The FLQ and the Quebec October Crisis
Arrests and Trials
The federal troops were withdrawn from Quebec on Christmas Eve. Four days later, police arrested the three other members of the Chenier cell, the Rose brothers and Simard. Betrayed by an informant, they were found hiding in a 20-foot tunnel beneath a farmhouse outside Montreal.
The three revolutionaries and their comrade Lortie were charged with kidnapping and murder. Heavily publicized trials played out over the ensuing year.
Simard was convicted of murder and sentenced to life in prison. Lortie got 20 years for kidnapping. Jacques Rose was acquitted of kidnapping and murder, but was later sentenced to eight years on a conviction for being an accessory to the crimes.

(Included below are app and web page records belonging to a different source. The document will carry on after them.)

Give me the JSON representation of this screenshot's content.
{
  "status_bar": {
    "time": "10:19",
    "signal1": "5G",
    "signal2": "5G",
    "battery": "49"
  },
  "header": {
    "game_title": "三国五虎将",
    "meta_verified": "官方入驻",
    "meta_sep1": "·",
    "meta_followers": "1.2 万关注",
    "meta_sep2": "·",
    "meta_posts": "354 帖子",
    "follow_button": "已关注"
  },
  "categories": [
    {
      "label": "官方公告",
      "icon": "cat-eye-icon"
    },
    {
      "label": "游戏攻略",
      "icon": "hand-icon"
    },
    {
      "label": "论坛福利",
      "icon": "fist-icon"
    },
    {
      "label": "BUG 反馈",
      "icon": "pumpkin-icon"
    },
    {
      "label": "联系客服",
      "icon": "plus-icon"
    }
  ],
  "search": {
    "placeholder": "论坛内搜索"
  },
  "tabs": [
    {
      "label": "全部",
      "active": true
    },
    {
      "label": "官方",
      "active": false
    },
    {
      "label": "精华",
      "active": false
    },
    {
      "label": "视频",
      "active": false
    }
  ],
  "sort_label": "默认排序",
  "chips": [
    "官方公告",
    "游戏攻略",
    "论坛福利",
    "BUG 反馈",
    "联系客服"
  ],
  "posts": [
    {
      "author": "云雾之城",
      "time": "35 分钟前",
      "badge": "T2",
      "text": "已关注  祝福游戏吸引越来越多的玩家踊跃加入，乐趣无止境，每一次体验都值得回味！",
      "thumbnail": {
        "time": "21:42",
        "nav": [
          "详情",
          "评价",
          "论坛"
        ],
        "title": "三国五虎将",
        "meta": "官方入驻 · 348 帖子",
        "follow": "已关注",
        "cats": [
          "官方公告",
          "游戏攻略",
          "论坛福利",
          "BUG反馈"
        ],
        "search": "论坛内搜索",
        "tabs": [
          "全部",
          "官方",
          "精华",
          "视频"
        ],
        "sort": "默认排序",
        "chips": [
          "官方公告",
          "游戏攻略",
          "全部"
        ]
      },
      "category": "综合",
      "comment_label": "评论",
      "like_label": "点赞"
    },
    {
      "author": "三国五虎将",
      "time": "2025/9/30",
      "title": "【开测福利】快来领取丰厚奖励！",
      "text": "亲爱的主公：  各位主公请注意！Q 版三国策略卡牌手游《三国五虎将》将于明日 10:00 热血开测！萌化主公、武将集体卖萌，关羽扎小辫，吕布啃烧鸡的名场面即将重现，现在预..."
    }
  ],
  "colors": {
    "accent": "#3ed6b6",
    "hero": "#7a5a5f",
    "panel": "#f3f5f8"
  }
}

The trial of cell leader Paul Rose was punctuated by angry rants from the accused. He was convicted and sentenced to life in prison, like Simard. At sentencing, Rose screamed an obscene defense of his actions, blaming everyone but Pierre Laporte himself.
Before the judge cut him off, Rose shouted in French, "Your verdict has no importance. I tell you the establishment finds me guilty of being Québécois. I'M GUILTY OF BEING QUEBÉCOIS AND I'M PROUD OF IT!"
None of the four ever owned up to killing Laporte.
In a prison interview, Paul Rose said that as "a matter of solidarity," he would forever maintain that the FLQ and the Chenier cell were collectively responsible.
However, Paul Rose and Bernard Lortie were not in the hideout when Laporte was killed, according to an accepted version of events that came to light years after the crime. That left Jacques Rose and/or Francis Simard as the likely killer.
According to a government investigation a decade after the October Crisis, Laporte may have been strangled accidentally, although the circumstances seem unlikely. According to this account, a captor grabbed the neckband of the politician's sweater from behind and squeezed it to keep him quiet, and he was garroted by the gold neck chain he was wearing.